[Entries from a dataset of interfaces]
-*-
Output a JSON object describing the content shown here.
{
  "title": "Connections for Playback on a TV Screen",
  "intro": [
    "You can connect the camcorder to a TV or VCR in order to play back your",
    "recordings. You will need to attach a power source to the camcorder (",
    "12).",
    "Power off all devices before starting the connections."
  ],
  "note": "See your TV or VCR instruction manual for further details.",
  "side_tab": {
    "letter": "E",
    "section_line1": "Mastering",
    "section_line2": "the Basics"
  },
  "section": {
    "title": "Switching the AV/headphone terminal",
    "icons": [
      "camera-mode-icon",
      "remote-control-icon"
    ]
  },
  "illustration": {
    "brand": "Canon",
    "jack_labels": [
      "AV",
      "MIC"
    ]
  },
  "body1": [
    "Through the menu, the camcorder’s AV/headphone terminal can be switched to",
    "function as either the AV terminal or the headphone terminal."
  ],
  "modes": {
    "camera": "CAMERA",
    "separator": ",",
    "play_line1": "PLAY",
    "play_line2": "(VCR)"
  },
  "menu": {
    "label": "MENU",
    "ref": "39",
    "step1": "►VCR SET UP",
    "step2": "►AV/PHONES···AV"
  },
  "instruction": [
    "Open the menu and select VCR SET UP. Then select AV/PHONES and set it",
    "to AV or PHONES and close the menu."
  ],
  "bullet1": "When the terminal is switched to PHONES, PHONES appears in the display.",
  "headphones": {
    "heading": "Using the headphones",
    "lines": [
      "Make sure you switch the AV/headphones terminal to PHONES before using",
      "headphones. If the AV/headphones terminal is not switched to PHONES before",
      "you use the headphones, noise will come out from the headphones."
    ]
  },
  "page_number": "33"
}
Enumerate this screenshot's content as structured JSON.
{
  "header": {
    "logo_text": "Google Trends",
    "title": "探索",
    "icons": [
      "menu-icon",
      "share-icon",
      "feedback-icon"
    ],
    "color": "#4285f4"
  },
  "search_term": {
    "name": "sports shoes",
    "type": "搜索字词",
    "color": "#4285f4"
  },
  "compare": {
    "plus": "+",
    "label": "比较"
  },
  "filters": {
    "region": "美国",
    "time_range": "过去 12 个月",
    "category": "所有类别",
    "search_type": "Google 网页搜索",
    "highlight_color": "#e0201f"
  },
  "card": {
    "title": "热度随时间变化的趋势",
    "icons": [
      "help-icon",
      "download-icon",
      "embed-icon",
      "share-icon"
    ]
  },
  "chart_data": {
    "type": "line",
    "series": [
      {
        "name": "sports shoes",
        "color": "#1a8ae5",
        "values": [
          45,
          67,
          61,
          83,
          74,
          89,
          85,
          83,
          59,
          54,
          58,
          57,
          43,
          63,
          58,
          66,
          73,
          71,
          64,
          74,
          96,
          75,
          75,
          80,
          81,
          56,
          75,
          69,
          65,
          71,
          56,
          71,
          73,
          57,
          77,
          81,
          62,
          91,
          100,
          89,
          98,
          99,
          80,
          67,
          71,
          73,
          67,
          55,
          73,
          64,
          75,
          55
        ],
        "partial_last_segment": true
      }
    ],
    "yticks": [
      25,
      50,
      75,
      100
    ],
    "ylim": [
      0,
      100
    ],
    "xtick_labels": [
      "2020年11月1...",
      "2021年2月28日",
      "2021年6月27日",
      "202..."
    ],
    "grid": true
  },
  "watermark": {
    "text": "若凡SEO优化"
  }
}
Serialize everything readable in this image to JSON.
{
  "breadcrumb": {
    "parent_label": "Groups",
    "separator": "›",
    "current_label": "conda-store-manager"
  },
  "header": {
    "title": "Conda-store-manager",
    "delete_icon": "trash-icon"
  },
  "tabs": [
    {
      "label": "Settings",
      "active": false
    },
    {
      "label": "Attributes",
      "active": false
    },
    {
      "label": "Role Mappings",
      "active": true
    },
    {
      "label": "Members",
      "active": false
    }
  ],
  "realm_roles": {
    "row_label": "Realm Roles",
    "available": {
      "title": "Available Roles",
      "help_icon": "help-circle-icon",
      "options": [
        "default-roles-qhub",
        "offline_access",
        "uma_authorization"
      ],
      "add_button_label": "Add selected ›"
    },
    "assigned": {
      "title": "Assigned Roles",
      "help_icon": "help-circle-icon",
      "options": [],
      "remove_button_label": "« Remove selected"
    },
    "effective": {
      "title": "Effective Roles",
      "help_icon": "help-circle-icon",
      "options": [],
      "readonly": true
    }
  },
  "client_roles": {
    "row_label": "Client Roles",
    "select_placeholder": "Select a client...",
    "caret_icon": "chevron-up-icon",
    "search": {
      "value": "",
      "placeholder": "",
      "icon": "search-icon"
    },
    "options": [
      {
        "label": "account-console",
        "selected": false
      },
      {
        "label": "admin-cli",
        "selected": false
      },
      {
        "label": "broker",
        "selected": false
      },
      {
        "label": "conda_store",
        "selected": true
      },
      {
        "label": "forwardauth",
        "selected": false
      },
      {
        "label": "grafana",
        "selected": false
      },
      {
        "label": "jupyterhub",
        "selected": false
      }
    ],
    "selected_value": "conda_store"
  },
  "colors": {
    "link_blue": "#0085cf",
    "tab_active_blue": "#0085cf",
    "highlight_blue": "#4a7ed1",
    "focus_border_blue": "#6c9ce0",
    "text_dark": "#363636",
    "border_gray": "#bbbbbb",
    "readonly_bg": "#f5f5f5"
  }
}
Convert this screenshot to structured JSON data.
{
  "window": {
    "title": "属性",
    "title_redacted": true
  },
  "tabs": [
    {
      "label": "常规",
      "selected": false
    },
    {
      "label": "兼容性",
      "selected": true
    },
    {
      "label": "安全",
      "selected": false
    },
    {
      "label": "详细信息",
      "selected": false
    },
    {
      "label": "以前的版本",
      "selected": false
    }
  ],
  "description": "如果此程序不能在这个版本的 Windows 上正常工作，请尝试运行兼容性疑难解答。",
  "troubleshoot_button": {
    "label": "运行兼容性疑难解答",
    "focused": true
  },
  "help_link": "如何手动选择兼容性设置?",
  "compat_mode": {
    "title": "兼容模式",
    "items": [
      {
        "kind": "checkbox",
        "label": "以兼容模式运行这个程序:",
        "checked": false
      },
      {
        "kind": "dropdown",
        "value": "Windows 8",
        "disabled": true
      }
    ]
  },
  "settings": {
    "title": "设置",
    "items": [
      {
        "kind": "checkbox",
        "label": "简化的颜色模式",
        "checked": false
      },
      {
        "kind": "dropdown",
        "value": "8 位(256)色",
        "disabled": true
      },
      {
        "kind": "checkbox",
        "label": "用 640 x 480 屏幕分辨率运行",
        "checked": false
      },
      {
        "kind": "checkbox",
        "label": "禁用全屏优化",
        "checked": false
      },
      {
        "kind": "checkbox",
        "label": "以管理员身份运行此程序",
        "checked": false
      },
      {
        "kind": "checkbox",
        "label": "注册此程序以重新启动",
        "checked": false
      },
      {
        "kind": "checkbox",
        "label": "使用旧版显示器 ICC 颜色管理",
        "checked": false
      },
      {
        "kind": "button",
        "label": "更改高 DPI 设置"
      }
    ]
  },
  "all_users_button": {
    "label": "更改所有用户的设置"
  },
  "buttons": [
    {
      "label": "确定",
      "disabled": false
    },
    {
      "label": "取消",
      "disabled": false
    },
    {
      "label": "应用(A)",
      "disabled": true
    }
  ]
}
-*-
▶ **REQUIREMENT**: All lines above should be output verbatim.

▶ **EXERCISE RESULT**:
Output a JSON object describing the content shown here.
{
  "title": "Connections for Playback on a TV Screen",
  "intro": [
    "You can connect the camcorder to a TV or VCR in order to play back your",
    "recordings. You will need to attach a power source to the camcorder (",
    "12).",
    "Power off all devices before starting the connections."
  ],
  "note": "See your TV or VCR instruction manual for further details.",
  "side_tab": {
    "letter": "E",
    "section_line1": "Mastering",
    "section_line2": "the Basics"
  },
  "section": {
    "title": "Switching the AV/headphone terminal",
    "icons": [
      "camera-mode-icon",
      "remote-control-icon"
    ]
  },
  "illustration": {
    "brand": "Canon",
    "jack_labels": [
      "AV",
      "MIC"
    ]
  },
  "body1": [
    "Through the menu, the camcorder’s AV/headphone terminal can be switched to",
    "function as either the AV terminal or the headphone terminal."
  ],
  "modes": {
    "camera": "CAMERA",
    "separator": ",",
    "play_line1": "PLAY",
    "play_line2": "(VCR)"
  },
  "menu": {
    "label": "MENU",
    "ref": "39",
    "step1": "►VCR SET UP",
    "step2": "►AV/PHONES···AV"
  },
  "instruction": [
    "Open the menu and select VCR SET UP. Then select AV/PHONES and set it",
    "to AV or PHONES and close the menu."
  ],
  "bullet1": "When the terminal is switched to PHONES, PHONES appears in the display.",
  "headphones": {
    "heading": "Using the headphones",
    "lines": [
      "Make sure you switch the AV/headphones terminal to PHONES before using",
      "headphones. If the AV/headphones terminal is not switched to PHONES before",
      "you use the headphones, noise will come out from the headphones."
    ]
  },
  "page_number": "33"
}
Enumerate this screenshot's content as structured JSON.
{
  "header": {
    "logo_text": "Google Trends",
    "title": "探索",
    "icons": [
      "menu-icon",
      "share-icon",
      "feedback-icon"
    ],
    "color": "#4285f4"
  },
  "search_term": {
    "name": "sports shoes",
    "type": "搜索字词",
    "color": "#4285f4"
  },
  "compare": {
    "plus": "+",
    "label": "比较"
  },
  "filters": {
    "region": "美国",
    "time_range": "过去 12 个月",
    "category": "所有类别",
    "search_type": "Google 网页搜索",
    "highlight_color": "#e0201f"
  },
  "card": {
    "title": "热度随时间变化的趋势",
    "icons": [
      "help-icon",
      "download-icon",
      "embed-icon",
      "share-icon"
    ]
  },
  "chart_data": {
    "type": "line",
    "series": [
      {
        "name": "sports shoes",
        "color": "#1a8ae5",
        "values": [
          45,
          67,
          61,
          83,
          74,
          89,
          85,
          83,
          59,
          54,
          58,
          57,
          43,
          63,
          58,
          66,
          73,
          71,
          64,
          74,
          96,
          75,
          75,
          80,
          81,
          56,
          75,
          69,
          65,
          71,
          56,
          71,
          73,
          57,
          77,
          81,
          62,
          91,
          100,
          89,
          98,
          99,
          80,
          67,
          71,
          73,
          67,
          55,
          73,
          64,
          75,
          55
        ],
        "partial_last_segment": true
      }
    ],
    "yticks": [
      25,
      50,
      75,
      100
    ],
    "ylim": [
      0,
      100
    ],
    "xtick_labels": [
      "2020年11月1...",
      "2021年2月28日",
      "2021年6月27日",
      "202..."
    ],
    "grid": true
  },
  "watermark": {
    "text": "若凡SEO优化"
  }
}
Serialize everything readable in this image to JSON.
{
  "breadcrumb": {
    "parent_label": "Groups",
    "separator": "›",
    "current_label": "conda-store-manager"
  },
  "header": {
    "title": "Conda-store-manager",
    "delete_icon": "trash-icon"
  },
  "tabs": [
    {
      "label": "Settings",
      "active": false
    },
    {
      "label": "Attributes",
      "active": false
    },
    {
      "label": "Role Mappings",
      "active": true
    },
    {
      "label": "Members",
      "active": false
    }
  ],
  "realm_roles": {
    "row_label": "Realm Roles",
    "available": {
      "title": "Available Roles",
      "help_icon": "help-circle-icon",
      "options": [
        "default-roles-qhub",
        "offline_access",
        "uma_authorization"
      ],
      "add_button_label": "Add selected ›"
    },
    "assigned": {
      "title": "Assigned Roles",
      "help_icon": "help-circle-icon",
      "options": [],
      "remove_button_label": "« Remove selected"
    },
    "effective": {
      "title": "Effective Roles",
      "help_icon": "help-circle-icon",
      "options": [],
      "readonly": true
    }
  },
  "client_roles": {
    "row_label": "Client Roles",
    "select_placeholder": "Select a client...",
    "caret_icon": "chevron-up-icon",
    "search": {
      "value": "",
      "placeholder": "",
      "icon": "search-icon"
    },
    "options": [
      {
        "label": "account-console",
        "selected": false
      },
      {
        "label": "admin-cli",
        "selected": false
      },
      {
        "label": "broker",
        "selected": false
      },
      {
        "label": "conda_store",
        "selected": true
      },
      {
        "label": "forwardauth",
        "selected": false
      },
      {
        "label": "grafana",
        "selected": false
      },
      {
        "label": "jupyterhub",
        "selected": false
      }
    ],
    "selected_value": "conda_store"
  },
  "colors": {
    "link_blue": "#0085cf",
    "tab_active_blue": "#0085cf",
    "highlight_blue": "#4a7ed1",
    "focus_border_blue": "#6c9ce0",
    "text_dark": "#363636",
    "border_gray": "#bbbbbb",
    "readonly_bg": "#f5f5f5"
  }
}
Convert this screenshot to structured JSON data.
{
  "window": {
    "title": "属性",
    "title_redacted": true
  },
  "tabs": [
    {
      "label": "常规",
      "selected": false
    },
    {
      "label": "兼容性",
      "selected": true
    },
    {
      "label": "安全",
      "selected": false
    },
    {
      "label": "详细信息",
      "selected": false
    },
    {
      "label": "以前的版本",
      "selected": false
    }
  ],
  "description": "如果此程序不能在这个版本的 Windows 上正常工作，请尝试运行兼容性疑难解答。",
  "troubleshoot_button": {
    "label": "运行兼容性疑难解答",
    "focused": true
  },
  "help_link": "如何手动选择兼容性设置?",
  "compat_mode": {
    "title": "兼容模式",
    "items": [
      {
        "kind": "checkbox",
        "label": "以兼容模式运行这个程序:",
        "checked": false
      },
      {
        "kind": "dropdown",
        "value": "Windows 8",
        "disabled": true
      }
    ]
  },
  "settings": {
    "title": "设置",
    "items": [
      {
        "kind": "checkbox",
        "label": "简化的颜色模式",
        "checked": false
      },
      {
        "kind": "dropdown",
        "value": "8 位(256)色",
        "disabled": true
      },
      {
        "kind": "checkbox",
        "label": "用 640 x 480 屏幕分辨率运行",
        "checked": false
      },
      {
        "kind": "checkbox",
        "label": "禁用全屏优化",
        "checked": false
      },
      {
        "kind": "checkbox",
        "label": "以管理员身份运行此程序",
        "checked": false
      },
      {
        "kind": "checkbox",
        "label": "注册此程序以重新启动",
        "checked": false
      },
      {
        "kind": "checkbox",
        "label": "使用旧版显示器 ICC 颜色管理",
        "checked": false
      },
      {
        "kind": "button",
        "label": "更改高 DPI 设置"
      }
    ]
  },
  "all_users_button": {
    "label": "更改所有用户的设置"
  },
  "buttons": [
    {
      "label": "确定",
      "disabled": false
    },
    {
      "label": "取消",
      "disabled": false
    },
    {
      "label": "应用(A)",
      "disabled": true
    }
  ]
}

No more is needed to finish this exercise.